Brief: Please reproduce the data exactly, excluding any pictures it contains.

★ ★ ★

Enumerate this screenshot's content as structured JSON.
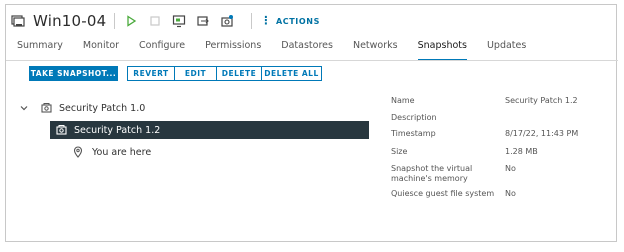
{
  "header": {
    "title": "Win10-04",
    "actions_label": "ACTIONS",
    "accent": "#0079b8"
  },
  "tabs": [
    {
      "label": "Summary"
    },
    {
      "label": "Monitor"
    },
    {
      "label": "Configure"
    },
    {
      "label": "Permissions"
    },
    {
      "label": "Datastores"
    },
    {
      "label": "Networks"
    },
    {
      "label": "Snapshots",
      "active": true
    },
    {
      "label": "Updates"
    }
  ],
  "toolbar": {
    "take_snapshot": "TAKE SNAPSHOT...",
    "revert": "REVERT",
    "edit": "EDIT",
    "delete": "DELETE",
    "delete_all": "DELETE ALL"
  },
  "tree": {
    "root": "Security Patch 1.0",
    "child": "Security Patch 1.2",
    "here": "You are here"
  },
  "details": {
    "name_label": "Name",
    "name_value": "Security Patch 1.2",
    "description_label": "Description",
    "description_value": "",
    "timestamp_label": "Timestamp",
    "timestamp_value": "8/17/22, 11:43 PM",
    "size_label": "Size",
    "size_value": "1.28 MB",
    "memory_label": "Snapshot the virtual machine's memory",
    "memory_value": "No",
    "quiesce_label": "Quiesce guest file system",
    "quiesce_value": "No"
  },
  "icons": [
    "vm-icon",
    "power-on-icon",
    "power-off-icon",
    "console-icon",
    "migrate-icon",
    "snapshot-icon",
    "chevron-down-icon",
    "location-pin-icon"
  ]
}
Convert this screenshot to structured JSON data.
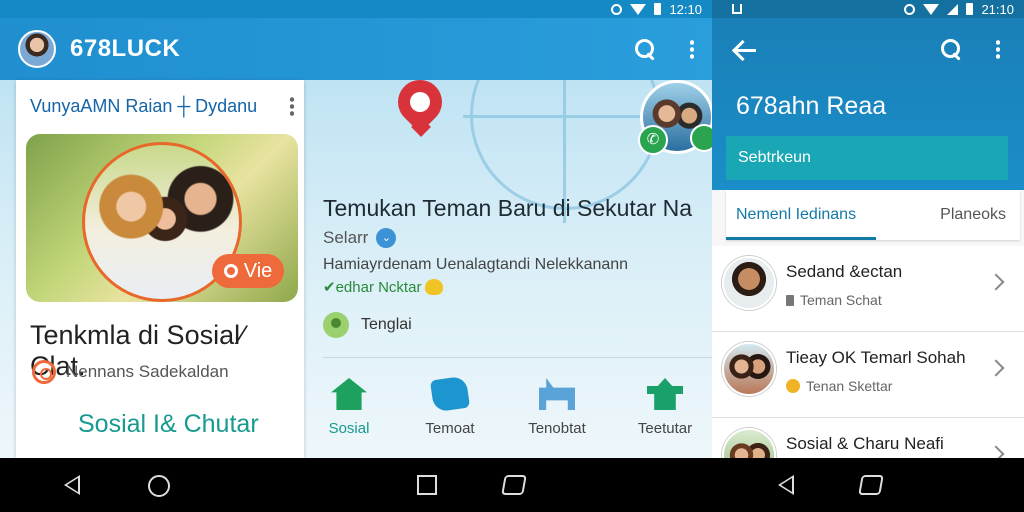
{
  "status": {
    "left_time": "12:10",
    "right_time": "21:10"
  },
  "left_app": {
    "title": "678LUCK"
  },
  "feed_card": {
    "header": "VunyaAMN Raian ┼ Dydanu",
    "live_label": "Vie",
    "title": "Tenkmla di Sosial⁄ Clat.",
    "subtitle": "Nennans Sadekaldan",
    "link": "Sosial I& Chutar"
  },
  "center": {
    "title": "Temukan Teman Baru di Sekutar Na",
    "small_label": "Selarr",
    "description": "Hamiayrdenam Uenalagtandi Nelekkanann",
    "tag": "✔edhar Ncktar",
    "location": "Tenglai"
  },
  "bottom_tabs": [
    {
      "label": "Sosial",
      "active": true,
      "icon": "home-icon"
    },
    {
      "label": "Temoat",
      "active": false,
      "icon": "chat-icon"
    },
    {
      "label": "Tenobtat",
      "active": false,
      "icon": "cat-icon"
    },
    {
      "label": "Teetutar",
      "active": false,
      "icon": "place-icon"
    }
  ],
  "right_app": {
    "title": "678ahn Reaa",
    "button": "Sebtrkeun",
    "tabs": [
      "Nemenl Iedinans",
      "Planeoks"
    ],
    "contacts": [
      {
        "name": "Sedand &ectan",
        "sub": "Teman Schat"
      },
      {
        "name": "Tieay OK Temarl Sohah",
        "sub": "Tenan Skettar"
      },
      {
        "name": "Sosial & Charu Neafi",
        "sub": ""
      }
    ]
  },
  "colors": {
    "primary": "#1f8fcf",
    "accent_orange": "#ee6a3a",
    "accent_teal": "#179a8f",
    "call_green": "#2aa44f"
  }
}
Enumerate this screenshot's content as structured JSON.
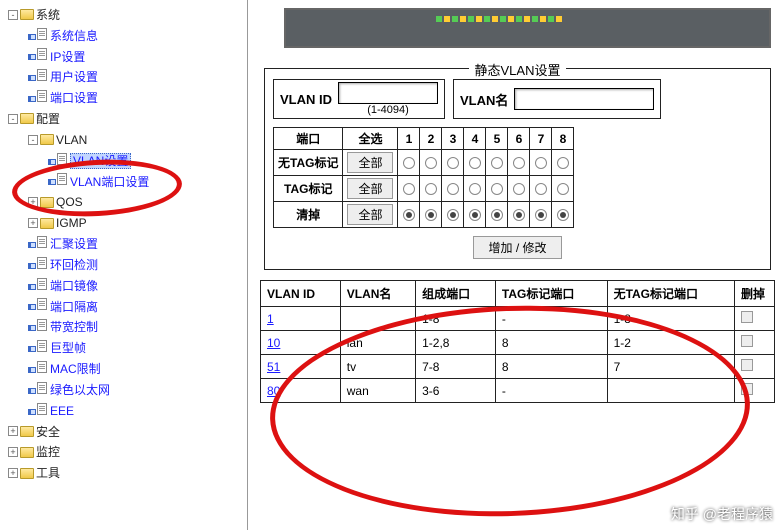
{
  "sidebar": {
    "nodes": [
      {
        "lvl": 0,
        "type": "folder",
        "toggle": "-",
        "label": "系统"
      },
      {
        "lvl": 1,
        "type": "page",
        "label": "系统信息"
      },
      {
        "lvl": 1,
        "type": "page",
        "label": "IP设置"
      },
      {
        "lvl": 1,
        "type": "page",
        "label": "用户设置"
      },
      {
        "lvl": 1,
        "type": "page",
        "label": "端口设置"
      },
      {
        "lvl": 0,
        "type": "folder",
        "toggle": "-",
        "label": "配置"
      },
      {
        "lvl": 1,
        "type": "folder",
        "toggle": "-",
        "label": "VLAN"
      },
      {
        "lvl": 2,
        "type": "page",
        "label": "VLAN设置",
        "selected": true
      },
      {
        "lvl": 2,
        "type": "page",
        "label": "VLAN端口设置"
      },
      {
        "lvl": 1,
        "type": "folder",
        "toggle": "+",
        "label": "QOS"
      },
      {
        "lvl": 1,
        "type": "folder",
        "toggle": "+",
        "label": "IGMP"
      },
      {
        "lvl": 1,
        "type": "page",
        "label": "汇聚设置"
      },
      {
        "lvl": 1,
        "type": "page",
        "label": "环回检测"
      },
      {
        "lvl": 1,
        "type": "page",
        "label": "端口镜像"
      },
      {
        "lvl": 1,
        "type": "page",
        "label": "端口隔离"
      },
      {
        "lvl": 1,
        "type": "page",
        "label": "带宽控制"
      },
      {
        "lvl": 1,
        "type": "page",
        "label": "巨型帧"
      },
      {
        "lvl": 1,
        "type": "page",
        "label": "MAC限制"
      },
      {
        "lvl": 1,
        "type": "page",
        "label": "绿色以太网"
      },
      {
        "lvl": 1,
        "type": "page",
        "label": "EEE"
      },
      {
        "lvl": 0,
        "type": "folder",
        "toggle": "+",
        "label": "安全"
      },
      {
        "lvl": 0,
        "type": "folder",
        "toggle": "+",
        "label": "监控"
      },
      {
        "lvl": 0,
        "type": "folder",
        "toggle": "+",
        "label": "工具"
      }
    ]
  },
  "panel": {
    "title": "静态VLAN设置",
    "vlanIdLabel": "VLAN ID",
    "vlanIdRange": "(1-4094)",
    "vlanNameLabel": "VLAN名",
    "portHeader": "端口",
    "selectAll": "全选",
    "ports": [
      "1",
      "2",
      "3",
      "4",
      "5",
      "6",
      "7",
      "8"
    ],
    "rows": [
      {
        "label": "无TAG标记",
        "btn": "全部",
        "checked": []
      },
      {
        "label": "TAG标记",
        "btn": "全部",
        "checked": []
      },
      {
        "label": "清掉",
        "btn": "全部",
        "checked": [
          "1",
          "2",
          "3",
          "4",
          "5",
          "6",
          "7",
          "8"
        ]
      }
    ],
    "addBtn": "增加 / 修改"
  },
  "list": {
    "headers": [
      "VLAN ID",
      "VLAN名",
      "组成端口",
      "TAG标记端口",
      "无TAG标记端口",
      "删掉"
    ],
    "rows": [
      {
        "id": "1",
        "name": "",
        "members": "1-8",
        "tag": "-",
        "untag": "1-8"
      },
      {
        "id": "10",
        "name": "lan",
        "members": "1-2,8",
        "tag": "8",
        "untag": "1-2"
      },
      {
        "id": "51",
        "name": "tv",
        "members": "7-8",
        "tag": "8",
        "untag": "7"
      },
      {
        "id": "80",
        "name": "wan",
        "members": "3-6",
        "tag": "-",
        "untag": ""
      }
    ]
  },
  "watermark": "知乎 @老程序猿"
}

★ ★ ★

Exercise solution:
Enumerate this screenshot's content as structured JSON.
{
  "header": {
    "title": "Win10-04",
    "actions_label": "ACTIONS",
    "accent": "#0079b8"
  },
  "tabs": [
    {
      "label": "Summary"
    },
    {
      "label": "Monitor"
    },
    {
      "label": "Configure"
    },
    {
      "label": "Permissions"
    },
    {
      "label": "Datastores"
    },
    {
      "label": "Networks"
    },
    {
      "label": "Snapshots",
      "active": true
    },
    {
      "label": "Updates"
    }
  ],
  "toolbar": {
    "take_snapshot": "TAKE SNAPSHOT...",
    "revert": "REVERT",
    "edit": "EDIT",
    "delete": "DELETE",
    "delete_all": "DELETE ALL"
  },
  "tree": {
    "root": "Security Patch 1.0",
    "child": "Security Patch 1.2",
    "here": "You are here"
  },
  "details": {
    "name_label": "Name",
    "name_value": "Security Patch 1.2",
    "description_label": "Description",
    "description_value": "",
    "timestamp_label": "Timestamp",
    "timestamp_value": "8/17/22, 11:43 PM",
    "size_label": "Size",
    "size_value": "1.28 MB",
    "memory_label": "Snapshot the virtual machine's memory",
    "memory_value": "No",
    "quiesce_label": "Quiesce guest file system",
    "quiesce_value": "No"
  },
  "icons": [
    "vm-icon",
    "power-on-icon",
    "power-off-icon",
    "console-icon",
    "migrate-icon",
    "snapshot-icon",
    "chevron-down-icon",
    "location-pin-icon"
  ]
}
Convert this screenshot to structured JSON data.
{
  "status": {
    "left_time": "12:10",
    "right_time": "21:10"
  },
  "left_app": {
    "title": "678LUCK"
  },
  "feed_card": {
    "header": "VunyaAMN Raian ┼ Dydanu",
    "live_label": "Vie",
    "title": "Tenkmla di Sosial⁄ Clat.",
    "subtitle": "Nennans Sadekaldan",
    "link": "Sosial I& Chutar"
  },
  "center": {
    "title": "Temukan Teman Baru di Sekutar Na",
    "small_label": "Selarr",
    "description": "Hamiayrdenam Uenalagtandi Nelekkanann",
    "tag": "✔edhar Ncktar",
    "location": "Tenglai"
  },
  "bottom_tabs": [
    {
      "label": "Sosial",
      "active": true,
      "icon": "home-icon"
    },
    {
      "label": "Temoat",
      "active": false,
      "icon": "chat-icon"
    },
    {
      "label": "Tenobtat",
      "active": false,
      "icon": "cat-icon"
    },
    {
      "label": "Teetutar",
      "active": false,
      "icon": "place-icon"
    }
  ],
  "right_app": {
    "title": "678ahn Reaa",
    "button": "Sebtrkeun",
    "tabs": [
      "Nemenl Iedinans",
      "Planeoks"
    ],
    "contacts": [
      {
        "name": "Sedand &ectan",
        "sub": "Teman Schat"
      },
      {
        "name": "Tieay OK Temarl Sohah",
        "sub": "Tenan Skettar"
      },
      {
        "name": "Sosial & Charu Neafi",
        "sub": ""
      }
    ]
  },
  "colors": {
    "primary": "#1f8fcf",
    "accent_orange": "#ee6a3a",
    "accent_teal": "#179a8f",
    "call_green": "#2aa44f"
  }
}
Enumerate this screenshot's content as structured JSON.
{
  "sidebar": {
    "nodes": [
      {
        "lvl": 0,
        "type": "folder",
        "toggle": "-",
        "label": "系统"
      },
      {
        "lvl": 1,
        "type": "page",
        "label": "系统信息"
      },
      {
        "lvl": 1,
        "type": "page",
        "label": "IP设置"
      },
      {
        "lvl": 1,
        "type": "page",
        "label": "用户设置"
      },
      {
        "lvl": 1,
        "type": "page",
        "label": "端口设置"
      },
      {
        "lvl": 0,
        "type": "folder",
        "toggle": "-",
        "label": "配置"
      },
      {
        "lvl": 1,
        "type": "folder",
        "toggle": "-",
        "label": "VLAN"
      },
      {
        "lvl": 2,
        "type": "page",
        "label": "VLAN设置",
        "selected": true
      },
      {
        "lvl": 2,
        "type": "page",
        "label": "VLAN端口设置"
      },
      {
        "lvl": 1,
        "type": "folder",
        "toggle": "+",
        "label": "QOS"
      },
      {
        "lvl": 1,
        "type": "folder",
        "toggle": "+",
        "label": "IGMP"
      },
      {
        "lvl": 1,
        "type": "page",
        "label": "汇聚设置"
      },
      {
        "lvl": 1,
        "type": "page",
        "label": "环回检测"
      },
      {
        "lvl": 1,
        "type": "page",
        "label": "端口镜像"
      },
      {
        "lvl": 1,
        "type": "page",
        "label": "端口隔离"
      },
      {
        "lvl": 1,
        "type": "page",
        "label": "带宽控制"
      },
      {
        "lvl": 1,
        "type": "page",
        "label": "巨型帧"
      },
      {
        "lvl": 1,
        "type": "page",
        "label": "MAC限制"
      },
      {
        "lvl": 1,
        "type": "page",
        "label": "绿色以太网"
      },
      {
        "lvl": 1,
        "type": "page",
        "label": "EEE"
      },
      {
        "lvl": 0,
        "type": "folder",
        "toggle": "+",
        "label": "安全"
      },
      {
        "lvl": 0,
        "type": "folder",
        "toggle": "+",
        "label": "监控"
      },
      {
        "lvl": 0,
        "type": "folder",
        "toggle": "+",
        "label": "工具"
      }
    ]
  },
  "panel": {
    "title": "静态VLAN设置",
    "vlanIdLabel": "VLAN ID",
    "vlanIdRange": "(1-4094)",
    "vlanNameLabel": "VLAN名",
    "portHeader": "端口",
    "selectAll": "全选",
    "ports": [
      "1",
      "2",
      "3",
      "4",
      "5",
      "6",
      "7",
      "8"
    ],
    "rows": [
      {
        "label": "无TAG标记",
        "btn": "全部",
        "checked": []
      },
      {
        "label": "TAG标记",
        "btn": "全部",
        "checked": []
      },
      {
        "label": "清掉",
        "btn": "全部",
        "checked": [
          "1",
          "2",
          "3",
          "4",
          "5",
          "6",
          "7",
          "8"
        ]
      }
    ],
    "addBtn": "增加 / 修改"
  },
  "list": {
    "headers": [
      "VLAN ID",
      "VLAN名",
      "组成端口",
      "TAG标记端口",
      "无TAG标记端口",
      "删掉"
    ],
    "rows": [
      {
        "id": "1",
        "name": "",
        "members": "1-8",
        "tag": "-",
        "untag": "1-8"
      },
      {
        "id": "10",
        "name": "lan",
        "members": "1-2,8",
        "tag": "8",
        "untag": "1-2"
      },
      {
        "id": "51",
        "name": "tv",
        "members": "7-8",
        "tag": "8",
        "untag": "7"
      },
      {
        "id": "80",
        "name": "wan",
        "members": "3-6",
        "tag": "-",
        "untag": ""
      }
    ]
  },
  "watermark": "知乎 @老程序猿"
}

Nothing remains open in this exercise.